Do they understand your business and your industry? Do they know how to engage well, and know what to stay away from? If you are a vegan business, you want someone who understands what this means, and what can and can never be shared. If you are a charitable organization, you should make sure your hire has some experience working with charities, and understands how you speak. If you wouldn’t want that person working a trade show with you right away, you don’t want them running your social channels.
What distinguishes the individual from others in the field? Will you reap added opportunities by being part of a larger community?
Personally, I don’t like the term “expert” or “guru”, especially when it comes to social media. With social media platforms updating features perpetually and with increasing speed, it would be impossible to be an expert at all of this – or maybe I’m just speaking for myself. What is possible? Focus on excellent content, messaging, strategy and engagement – this remains as a finite need, no matter what channels you choose to leverage.
There is a huge difference between hiring someone with the ability to tweet, and hiring someone with talent and drive to execute your social media with result, integrating and attaching it to your business and brand. Social media is not a separate activity or department, it is a way to amplify all you are doing, a powerful tool, and should be woven into the sustainable fabric of your company’s culture and activity.
If you are going to hire someone, choose an individual that not only understands their limitations, but admits that they aren’t an expert. If they are immersed online, understand you and your business, and are constantly experimenting as technology and social media evolves all around all of us, that’s a great place to start. Here’s to community, and being part of it!

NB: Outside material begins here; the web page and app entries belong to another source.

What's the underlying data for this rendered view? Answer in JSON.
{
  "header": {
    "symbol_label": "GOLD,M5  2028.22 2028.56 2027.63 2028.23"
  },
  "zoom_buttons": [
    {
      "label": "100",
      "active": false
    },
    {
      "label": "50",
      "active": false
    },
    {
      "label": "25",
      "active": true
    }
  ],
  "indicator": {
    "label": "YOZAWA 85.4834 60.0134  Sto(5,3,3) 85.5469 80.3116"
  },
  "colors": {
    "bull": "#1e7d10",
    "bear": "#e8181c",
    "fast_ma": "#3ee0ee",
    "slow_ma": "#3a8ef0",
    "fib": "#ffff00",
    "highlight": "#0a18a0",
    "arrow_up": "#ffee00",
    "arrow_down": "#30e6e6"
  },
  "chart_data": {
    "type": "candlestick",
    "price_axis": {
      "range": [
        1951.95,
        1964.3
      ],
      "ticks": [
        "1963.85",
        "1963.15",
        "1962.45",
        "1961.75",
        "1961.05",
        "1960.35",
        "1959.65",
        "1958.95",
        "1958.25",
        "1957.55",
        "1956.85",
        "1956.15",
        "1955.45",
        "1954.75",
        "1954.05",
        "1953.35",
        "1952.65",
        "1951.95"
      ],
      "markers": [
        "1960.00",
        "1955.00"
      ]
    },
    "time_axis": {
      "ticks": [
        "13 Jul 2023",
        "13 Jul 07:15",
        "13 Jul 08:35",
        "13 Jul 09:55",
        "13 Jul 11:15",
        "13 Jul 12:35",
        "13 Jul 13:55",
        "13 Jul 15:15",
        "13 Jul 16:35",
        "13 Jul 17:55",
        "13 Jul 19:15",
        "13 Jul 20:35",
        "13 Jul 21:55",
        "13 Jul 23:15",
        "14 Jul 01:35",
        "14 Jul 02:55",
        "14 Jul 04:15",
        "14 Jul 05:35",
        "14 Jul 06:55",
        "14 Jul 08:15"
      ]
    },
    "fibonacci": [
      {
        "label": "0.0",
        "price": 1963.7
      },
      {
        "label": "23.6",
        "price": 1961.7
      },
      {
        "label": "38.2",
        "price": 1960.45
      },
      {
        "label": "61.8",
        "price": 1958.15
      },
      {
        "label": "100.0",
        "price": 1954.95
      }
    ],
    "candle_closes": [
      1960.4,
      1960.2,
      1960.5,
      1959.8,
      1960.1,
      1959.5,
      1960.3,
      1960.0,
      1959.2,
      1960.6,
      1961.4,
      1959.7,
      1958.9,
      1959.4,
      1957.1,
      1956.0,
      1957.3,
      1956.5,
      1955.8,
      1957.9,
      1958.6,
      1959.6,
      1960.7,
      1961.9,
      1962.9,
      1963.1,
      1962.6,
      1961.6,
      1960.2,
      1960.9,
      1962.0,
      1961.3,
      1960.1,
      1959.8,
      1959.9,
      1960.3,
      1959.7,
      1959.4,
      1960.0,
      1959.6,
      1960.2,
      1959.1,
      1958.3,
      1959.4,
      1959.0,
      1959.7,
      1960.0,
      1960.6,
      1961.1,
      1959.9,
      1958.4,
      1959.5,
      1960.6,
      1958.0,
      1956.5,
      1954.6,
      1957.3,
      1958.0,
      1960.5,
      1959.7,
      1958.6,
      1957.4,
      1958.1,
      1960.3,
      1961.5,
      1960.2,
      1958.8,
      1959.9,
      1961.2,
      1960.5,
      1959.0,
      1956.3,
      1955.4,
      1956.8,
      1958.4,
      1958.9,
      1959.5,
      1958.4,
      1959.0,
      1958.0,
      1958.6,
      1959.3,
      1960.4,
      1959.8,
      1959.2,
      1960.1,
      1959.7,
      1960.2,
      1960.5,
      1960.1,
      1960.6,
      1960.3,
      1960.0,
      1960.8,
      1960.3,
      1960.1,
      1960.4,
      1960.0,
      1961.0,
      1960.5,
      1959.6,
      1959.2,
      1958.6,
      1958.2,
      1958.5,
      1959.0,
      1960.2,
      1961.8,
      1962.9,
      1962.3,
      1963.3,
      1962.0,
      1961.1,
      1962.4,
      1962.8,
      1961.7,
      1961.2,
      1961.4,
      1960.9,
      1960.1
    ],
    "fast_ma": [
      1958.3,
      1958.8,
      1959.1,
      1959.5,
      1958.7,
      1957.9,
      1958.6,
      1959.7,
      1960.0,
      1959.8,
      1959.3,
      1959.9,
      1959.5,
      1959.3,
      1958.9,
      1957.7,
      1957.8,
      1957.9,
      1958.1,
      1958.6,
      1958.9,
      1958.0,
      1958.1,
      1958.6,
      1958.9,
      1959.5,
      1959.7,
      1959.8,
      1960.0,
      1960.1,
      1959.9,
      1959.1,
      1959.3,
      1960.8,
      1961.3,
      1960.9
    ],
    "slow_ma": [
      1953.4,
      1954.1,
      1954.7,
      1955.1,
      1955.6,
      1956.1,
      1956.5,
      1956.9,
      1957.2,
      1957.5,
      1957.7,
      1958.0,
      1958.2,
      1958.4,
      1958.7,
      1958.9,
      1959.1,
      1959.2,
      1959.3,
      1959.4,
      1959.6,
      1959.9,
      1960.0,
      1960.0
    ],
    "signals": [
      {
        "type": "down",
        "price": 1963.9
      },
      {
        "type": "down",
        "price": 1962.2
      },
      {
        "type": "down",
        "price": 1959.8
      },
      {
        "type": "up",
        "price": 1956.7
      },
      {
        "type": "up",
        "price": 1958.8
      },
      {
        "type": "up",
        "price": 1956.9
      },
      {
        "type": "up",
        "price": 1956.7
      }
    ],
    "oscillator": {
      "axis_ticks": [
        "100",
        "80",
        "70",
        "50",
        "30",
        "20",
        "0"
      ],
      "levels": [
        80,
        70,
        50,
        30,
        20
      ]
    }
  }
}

This post is a resource from The Borden Workbook, our comprehensive guide to help entrepreneurs organize and grow their small businesses. The Borden Workbook is used in conjunction with consultation with Borden Communications, or as an organized guide you can used on your own to launch, develop, and nurture your small business (starting now!). We take pride in creating a clear and humble approach to good business tactics that everyone can understand and execute.